◆ **Action item**: Could you retype all of the entries below word for word?

◆ **The data**:
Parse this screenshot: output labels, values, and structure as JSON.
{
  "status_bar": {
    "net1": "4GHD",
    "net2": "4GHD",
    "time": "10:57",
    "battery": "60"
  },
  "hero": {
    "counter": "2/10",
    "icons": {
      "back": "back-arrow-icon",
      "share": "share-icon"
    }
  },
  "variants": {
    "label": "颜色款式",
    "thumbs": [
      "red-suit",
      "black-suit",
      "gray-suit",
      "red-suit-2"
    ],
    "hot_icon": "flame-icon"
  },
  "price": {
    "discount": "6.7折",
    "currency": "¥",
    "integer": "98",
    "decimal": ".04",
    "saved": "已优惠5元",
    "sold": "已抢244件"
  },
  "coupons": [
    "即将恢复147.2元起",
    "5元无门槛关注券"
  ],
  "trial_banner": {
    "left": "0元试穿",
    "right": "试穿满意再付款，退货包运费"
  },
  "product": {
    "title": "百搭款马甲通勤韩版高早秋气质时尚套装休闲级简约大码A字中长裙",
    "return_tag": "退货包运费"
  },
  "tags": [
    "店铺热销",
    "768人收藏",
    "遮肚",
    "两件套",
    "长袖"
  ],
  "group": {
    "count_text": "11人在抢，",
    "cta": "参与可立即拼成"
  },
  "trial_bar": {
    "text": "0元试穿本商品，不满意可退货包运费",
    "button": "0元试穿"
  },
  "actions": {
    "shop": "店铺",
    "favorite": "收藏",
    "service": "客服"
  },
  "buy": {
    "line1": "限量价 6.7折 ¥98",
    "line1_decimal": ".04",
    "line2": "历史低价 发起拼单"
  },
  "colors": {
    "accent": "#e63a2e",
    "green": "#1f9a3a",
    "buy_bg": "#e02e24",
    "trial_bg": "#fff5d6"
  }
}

◆ **Answer area**:
Parse this screenshot: output labels, values, and structure as JSON.
{
  "status_bar": {
    "net1": "4GHD",
    "net2": "4GHD",
    "time": "10:57",
    "battery": "60"
  },
  "hero": {
    "counter": "2/10",
    "icons": {
      "back": "back-arrow-icon",
      "share": "share-icon"
    }
  },
  "variants": {
    "label": "颜色款式",
    "thumbs": [
      "red-suit",
      "black-suit",
      "gray-suit",
      "red-suit-2"
    ],
    "hot_icon": "flame-icon"
  },
  "price": {
    "discount": "6.7折",
    "currency": "¥",
    "integer": "98",
    "decimal": ".04",
    "saved": "已优惠5元",
    "sold": "已抢244件"
  },
  "coupons": [
    "即将恢复147.2元起",
    "5元无门槛关注券"
  ],
  "trial_banner": {
    "left": "0元试穿",
    "right": "试穿满意再付款，退货包运费"
  },
  "product": {
    "title": "百搭款马甲通勤韩版高早秋气质时尚套装休闲级简约大码A字中长裙",
    "return_tag": "退货包运费"
  },
  "tags": [
    "店铺热销",
    "768人收藏",
    "遮肚",
    "两件套",
    "长袖"
  ],
  "group": {
    "count_text": "11人在抢，",
    "cta": "参与可立即拼成"
  },
  "trial_bar": {
    "text": "0元试穿本商品，不满意可退货包运费",
    "button": "0元试穿"
  },
  "actions": {
    "shop": "店铺",
    "favorite": "收藏",
    "service": "客服"
  },
  "buy": {
    "line1": "限量价 6.7折 ¥98",
    "line1_decimal": ".04",
    "line2": "历史低价 发起拼单"
  },
  "colors": {
    "accent": "#e63a2e",
    "green": "#1f9a3a",
    "buy_bg": "#e02e24",
    "trial_bg": "#fff5d6"
  }
}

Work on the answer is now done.